In summer 2013, my husband, brother-in-law and I climb up the steep hill to the orphanage. Much has changed since my first visit in 1992. It is no longer a last stop for children sent to be reborn in new families in different countries. A change in Korean law has put a halt to overseas adoption. The cheerful sounds of children running around have disappeared, leaving only the empty rooms and playground as silent witnesses of a history long gone.
Returning to the orphanage, it feels as if I have come full circle, back to the place where the lives of my father, my sister and I had taken a momentous turn. Tracing the steps our lives had taken from here and the fate that had brought us back together, I realise once more how unbelievably lucky I have been, and how precious the gift is that my father and sister had given me.
One summer later, another change of scenery. My husband and I have moved back to India, where I was first diagnosed with leukaemia. Like so many other families in India, we are celebrating Raksha Bandhan. To mark this auspicious day, millions of sisters tie a rakhi (a sacred bracelet made of interwoven threads) around the wrists of their brothers. With this ritual they bless their brothers, while reminding them of their duty to protect their sisters. The rakhi is the symbol of sibling love and protection, and reaches beyond immediate family ties. On Raksha Bandhan every Indian boy and man wears his rakhi with pride.
On this day, I imagine symbolically tying rakhis around the wrists of my sister and father, family and friends, as well as the doctors and nurses of the haematology ward at Leiden University Medical Center, where I was treated, to thank them for their brotherhood and protection.
In a world that is rife with conflict and violence, I find it a comforting thought that anonymous donors are willing to give their stem cells to save the lives of patients they don’t know, sometimes on the other side of the world. Maybe Friedrich von Schiller was right after all, and all people will become brothers and sisters eventually.
In remembrance of my Korean father, who truly came to life for me after his death, and to my dear sister, who will always remain a part of me.
This story was a contribution for the book Sharing Life, published by the World Marrow Donor Association to increase awareness about (blood) stem cell donation.
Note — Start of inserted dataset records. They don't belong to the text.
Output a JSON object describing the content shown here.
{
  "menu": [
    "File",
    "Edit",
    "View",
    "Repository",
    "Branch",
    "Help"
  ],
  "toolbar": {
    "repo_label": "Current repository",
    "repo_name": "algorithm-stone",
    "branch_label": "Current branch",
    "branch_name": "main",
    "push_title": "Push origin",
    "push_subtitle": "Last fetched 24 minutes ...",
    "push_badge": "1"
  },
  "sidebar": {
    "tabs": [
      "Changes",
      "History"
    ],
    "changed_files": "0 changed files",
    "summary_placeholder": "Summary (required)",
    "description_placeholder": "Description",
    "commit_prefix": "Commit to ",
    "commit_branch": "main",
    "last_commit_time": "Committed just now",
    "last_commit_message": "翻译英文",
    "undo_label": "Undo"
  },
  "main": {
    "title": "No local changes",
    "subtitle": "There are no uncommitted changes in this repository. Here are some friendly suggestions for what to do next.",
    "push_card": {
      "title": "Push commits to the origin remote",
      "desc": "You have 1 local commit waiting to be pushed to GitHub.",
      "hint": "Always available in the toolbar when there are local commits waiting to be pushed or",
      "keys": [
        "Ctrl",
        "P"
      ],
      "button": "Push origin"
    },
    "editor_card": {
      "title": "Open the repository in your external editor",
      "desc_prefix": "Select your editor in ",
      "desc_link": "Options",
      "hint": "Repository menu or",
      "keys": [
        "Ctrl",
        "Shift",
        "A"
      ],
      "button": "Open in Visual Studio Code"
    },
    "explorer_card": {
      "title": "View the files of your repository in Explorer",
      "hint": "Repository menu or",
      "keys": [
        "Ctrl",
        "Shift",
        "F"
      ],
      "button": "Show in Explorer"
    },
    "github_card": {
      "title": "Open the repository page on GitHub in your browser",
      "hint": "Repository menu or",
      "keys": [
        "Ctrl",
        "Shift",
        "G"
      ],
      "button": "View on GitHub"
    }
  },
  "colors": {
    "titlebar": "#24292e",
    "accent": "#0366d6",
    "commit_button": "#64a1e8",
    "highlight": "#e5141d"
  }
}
If you’d like to know more about stem cell/bone marrow/cord blood donation and the miracle of saving someone’s life, you can check out my PechaKucha talk, or visit the following sites:
US: Be The Match: http://bethematch.org/, Asian American Donor Program: http://www.aadp.org/learn/, A3M Asians for Miracle Marrow: http://www.asianmarrow.org/, SAMAR (South Asian Marrow Association of Recruiters): http://www.samarinfo.org/
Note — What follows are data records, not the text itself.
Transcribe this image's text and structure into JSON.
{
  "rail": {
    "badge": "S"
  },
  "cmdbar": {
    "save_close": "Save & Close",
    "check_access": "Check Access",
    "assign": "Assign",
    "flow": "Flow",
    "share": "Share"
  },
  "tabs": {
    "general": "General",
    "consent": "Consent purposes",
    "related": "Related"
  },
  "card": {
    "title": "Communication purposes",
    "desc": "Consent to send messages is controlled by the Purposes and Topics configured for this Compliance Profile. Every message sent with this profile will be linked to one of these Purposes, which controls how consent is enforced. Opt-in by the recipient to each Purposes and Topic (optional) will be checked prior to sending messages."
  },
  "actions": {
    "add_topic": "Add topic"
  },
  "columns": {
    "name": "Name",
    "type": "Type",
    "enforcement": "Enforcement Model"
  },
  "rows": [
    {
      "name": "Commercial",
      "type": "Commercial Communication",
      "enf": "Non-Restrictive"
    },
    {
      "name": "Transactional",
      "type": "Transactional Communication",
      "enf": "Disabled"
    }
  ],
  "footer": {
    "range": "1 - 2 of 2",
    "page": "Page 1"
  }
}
UK: Anthony Nolan register: http://www.anthonynolan.org/
the Netherlands: Europdonor: https://www.europdonor.nl/stamcellen/stamcellen-geven/, https://www.europdonor.nl/stamcellen/stamcellen-uit-navelstreng/, Sanquin: http://www.sanquin.nl/bloed-geven/ik-geef-bloed/donatiesoort/navelstrengbloed-geven/zwanger/
Belgium: Belgische Rode Kruis/Croix-Rouge de Belgique: http://www.mdpb.be/
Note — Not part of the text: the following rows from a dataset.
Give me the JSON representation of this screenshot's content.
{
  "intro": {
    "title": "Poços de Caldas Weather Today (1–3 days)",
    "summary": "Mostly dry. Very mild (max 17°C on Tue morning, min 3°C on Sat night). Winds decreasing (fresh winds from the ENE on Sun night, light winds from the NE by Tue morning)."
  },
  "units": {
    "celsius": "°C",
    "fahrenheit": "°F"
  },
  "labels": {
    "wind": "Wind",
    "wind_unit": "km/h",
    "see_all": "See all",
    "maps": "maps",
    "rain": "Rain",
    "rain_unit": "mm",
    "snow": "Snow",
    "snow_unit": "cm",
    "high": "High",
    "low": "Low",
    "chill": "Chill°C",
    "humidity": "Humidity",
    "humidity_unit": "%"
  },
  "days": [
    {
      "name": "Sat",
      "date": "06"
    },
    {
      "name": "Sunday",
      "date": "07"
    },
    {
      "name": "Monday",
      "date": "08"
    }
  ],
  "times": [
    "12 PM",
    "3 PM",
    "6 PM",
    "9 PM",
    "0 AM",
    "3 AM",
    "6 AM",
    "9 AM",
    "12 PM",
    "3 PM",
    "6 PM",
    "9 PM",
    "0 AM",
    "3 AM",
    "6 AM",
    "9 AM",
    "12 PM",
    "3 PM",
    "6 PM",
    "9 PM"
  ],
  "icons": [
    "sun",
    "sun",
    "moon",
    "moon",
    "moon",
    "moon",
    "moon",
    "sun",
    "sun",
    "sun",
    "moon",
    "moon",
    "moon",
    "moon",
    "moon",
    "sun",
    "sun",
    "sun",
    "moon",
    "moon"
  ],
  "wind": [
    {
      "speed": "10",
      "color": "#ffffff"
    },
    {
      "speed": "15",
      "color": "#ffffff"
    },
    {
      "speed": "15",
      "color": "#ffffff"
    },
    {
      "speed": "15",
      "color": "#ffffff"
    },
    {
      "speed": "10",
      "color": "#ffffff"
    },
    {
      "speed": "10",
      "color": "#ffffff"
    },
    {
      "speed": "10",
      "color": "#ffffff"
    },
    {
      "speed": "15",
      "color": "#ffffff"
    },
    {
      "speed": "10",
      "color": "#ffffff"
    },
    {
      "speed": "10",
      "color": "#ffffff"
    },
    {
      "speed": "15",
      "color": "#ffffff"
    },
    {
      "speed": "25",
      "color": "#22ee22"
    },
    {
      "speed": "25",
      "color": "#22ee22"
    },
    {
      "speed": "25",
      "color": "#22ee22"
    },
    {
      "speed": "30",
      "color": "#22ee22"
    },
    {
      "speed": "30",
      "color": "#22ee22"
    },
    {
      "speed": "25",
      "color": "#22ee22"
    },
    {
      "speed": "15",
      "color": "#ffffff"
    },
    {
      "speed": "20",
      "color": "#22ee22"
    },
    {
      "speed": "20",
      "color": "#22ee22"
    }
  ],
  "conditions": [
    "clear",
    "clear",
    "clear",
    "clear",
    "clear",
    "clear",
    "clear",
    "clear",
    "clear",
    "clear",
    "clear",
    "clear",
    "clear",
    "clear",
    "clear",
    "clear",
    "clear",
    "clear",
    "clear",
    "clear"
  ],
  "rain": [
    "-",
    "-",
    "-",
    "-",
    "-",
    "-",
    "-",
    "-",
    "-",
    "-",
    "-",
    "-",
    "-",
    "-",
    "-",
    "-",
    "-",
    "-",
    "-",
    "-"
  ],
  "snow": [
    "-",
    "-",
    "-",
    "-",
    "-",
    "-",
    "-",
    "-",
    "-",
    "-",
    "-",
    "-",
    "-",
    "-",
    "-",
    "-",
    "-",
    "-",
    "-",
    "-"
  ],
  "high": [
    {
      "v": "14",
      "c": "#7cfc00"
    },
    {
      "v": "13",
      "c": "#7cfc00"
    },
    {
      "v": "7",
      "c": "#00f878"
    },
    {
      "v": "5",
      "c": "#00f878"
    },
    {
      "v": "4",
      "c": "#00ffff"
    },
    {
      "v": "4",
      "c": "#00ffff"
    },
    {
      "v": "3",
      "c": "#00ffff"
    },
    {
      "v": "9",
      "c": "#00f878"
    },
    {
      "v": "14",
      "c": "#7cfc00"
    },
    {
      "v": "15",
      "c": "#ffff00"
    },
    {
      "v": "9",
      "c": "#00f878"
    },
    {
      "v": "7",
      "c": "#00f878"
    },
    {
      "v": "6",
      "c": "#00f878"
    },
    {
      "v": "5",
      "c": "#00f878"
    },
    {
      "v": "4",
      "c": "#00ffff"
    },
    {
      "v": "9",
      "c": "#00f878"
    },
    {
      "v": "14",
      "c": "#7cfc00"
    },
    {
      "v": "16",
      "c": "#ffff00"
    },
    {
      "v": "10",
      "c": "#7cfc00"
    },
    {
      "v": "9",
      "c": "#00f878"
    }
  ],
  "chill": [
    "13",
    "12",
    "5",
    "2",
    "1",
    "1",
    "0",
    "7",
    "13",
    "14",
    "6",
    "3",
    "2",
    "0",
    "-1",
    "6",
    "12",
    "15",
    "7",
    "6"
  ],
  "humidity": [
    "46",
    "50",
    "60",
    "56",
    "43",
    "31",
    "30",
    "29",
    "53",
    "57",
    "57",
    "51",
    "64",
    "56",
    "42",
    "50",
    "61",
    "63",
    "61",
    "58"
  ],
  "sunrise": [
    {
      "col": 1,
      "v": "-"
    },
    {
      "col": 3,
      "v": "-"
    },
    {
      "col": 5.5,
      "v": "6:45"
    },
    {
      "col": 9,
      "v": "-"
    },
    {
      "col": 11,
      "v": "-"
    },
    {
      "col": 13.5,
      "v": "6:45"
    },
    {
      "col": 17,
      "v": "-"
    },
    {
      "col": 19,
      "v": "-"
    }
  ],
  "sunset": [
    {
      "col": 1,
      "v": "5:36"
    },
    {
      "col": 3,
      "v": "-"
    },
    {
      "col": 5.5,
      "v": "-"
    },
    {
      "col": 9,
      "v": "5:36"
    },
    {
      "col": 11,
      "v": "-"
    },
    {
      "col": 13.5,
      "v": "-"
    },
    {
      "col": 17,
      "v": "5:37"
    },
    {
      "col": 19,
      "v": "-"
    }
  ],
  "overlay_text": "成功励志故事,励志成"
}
Korea: Korea Marrow Donor Program: http://www.kmdp.or.kr/
Or see for a list of registries in other countries: Bone Marrow Donors Worldwide: http://www.bmdw.org/index.php?id=addresses_members&no_cache=1.